"The beliefs of the celebrant don't matter, it's the beliefs of the couple that are primary," says Charlotte Eulette, executive director of Celebrants USA Foundation, based in Montclair, New Jersey. "The couple choose the words, the music, the style, and the venue. Their values and ideals are expressed in the ceremony." The celebrant acts as resource, advisor, and facilitator, orchestrating the ceremony but keeping the focus on the bride and groom. Celebrants are particularly well-suited to couples who are unaffiliated with a house of worship, who may be interfaith or secular, but still want a meaningful service that reflects their values.

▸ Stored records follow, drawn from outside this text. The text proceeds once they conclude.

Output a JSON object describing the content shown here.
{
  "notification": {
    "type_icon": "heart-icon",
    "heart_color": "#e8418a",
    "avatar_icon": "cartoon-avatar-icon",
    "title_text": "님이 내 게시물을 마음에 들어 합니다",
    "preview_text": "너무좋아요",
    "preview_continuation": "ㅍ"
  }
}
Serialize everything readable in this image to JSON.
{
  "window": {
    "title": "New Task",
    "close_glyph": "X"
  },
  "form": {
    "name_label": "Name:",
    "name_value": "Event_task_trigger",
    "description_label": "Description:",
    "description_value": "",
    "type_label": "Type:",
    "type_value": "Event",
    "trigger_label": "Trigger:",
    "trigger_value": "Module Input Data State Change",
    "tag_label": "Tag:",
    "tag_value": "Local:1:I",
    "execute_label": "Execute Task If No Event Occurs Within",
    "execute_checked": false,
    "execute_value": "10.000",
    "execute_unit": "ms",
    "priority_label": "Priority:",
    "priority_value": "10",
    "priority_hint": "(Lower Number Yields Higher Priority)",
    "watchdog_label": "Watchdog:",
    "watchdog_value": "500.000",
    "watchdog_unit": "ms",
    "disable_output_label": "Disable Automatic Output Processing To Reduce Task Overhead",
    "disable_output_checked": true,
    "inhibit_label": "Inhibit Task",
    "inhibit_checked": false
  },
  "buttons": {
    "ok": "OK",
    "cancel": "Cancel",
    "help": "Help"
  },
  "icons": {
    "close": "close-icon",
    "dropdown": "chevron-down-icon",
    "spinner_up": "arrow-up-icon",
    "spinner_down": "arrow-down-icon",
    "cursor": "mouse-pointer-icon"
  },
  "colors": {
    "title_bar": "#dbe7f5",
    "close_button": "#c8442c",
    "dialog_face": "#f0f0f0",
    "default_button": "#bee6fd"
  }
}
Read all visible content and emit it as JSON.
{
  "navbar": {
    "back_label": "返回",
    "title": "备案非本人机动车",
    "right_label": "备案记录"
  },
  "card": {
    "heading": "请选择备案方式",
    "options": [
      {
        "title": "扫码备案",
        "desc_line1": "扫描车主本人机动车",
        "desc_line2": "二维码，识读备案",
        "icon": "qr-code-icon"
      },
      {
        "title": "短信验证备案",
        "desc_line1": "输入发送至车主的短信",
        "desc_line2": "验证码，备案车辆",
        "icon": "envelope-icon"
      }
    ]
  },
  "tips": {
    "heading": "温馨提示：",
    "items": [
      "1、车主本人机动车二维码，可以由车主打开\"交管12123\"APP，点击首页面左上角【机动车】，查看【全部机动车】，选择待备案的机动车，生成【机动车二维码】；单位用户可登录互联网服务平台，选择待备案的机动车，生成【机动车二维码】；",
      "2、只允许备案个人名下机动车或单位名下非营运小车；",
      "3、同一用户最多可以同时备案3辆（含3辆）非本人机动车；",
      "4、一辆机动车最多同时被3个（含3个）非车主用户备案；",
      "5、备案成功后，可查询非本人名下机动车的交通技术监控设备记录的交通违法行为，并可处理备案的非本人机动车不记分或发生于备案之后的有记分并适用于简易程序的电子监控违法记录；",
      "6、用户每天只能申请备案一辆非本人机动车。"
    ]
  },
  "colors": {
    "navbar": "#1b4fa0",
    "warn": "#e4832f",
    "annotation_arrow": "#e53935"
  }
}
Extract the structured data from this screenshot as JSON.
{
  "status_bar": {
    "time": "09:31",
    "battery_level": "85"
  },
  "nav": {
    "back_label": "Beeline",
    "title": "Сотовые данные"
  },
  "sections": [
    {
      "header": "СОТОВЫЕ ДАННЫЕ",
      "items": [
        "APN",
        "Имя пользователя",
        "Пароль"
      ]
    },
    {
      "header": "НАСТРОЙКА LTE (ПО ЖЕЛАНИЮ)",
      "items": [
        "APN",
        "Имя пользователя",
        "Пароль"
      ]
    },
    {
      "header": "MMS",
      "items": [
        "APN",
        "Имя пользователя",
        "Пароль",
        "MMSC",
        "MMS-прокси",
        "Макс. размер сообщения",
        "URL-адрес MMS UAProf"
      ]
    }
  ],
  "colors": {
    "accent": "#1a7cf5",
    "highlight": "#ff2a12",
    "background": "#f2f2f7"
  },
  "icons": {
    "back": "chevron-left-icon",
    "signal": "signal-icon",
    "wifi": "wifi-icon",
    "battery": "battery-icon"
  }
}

"We interview the couple and give them a questionnaire to fill out, asking such things as what are you bringing to this partnership, what brings you joy, what does it mean for you to have your friends and family here today-then we write their story," says Eulette. "When we reflect this back during the ceremony, there isn't a dry eye in the house." Couples are not used to so much freedom, she observes. "So many times people ask, Can we do this? We say you can do whatever you want-but we give them a framework."
"If we had gone to a judge, rabbi, or a priest, I don't think they would have gotten as involved as Remy, our celebrant, and Charlotte in putting the whole the whole script together," says Patrick Burns.
Celebrants USA, which opened in 2001, is a chapter of the International Federation of Celebrants founded in Australia more than 20 years ago. Celebrants are trained to officiate at all life-cycle ceremonies, including funerals, naming ceremonies, and coming of age rituals.
Cindy Reed, a former lawyer turned celebrant ("I am so thankful everyday that I've found my mission," she notes), recalls one of the more memorable weddings performed by the U.S. group. "It was between a Muslim and a Catholic, who were both African American," she says. During the processional, one little boy carried a copy of the Qur'an while another held a family Bible. There was a broomstick symbolizing the custom of "jumping the broom." The celebrant poured out libations, an African tradition to give thanks to the earth, and the hands of the bride and groom were tied with special cloth in a handfasting ritual. "They incorporated so many different symbols in a 30-minute ceremony," says Reed. "It was truly about who they were as a couple and a family."
Unlike at conventional services, a celebrant-led service has the couple facing the guests, while the celebrant stands off to the side. There is often audience participation, as people come up to share their thoughts and feelings about the couple. Sometimes spectators make a vow to support the couple in their new status in the community. Typically children and stepchildren are included in the service, lighting a candle of unity symbolizing the new family. And celebrants perform ceremonies of union for same-gender couples.
"A lot of the couples who come to us are introspective and adventurous," says Charlotte Eulette. "It's for people who want the opportunity to express themselves to each other, to their families and to their community on one of the most important days of their lives."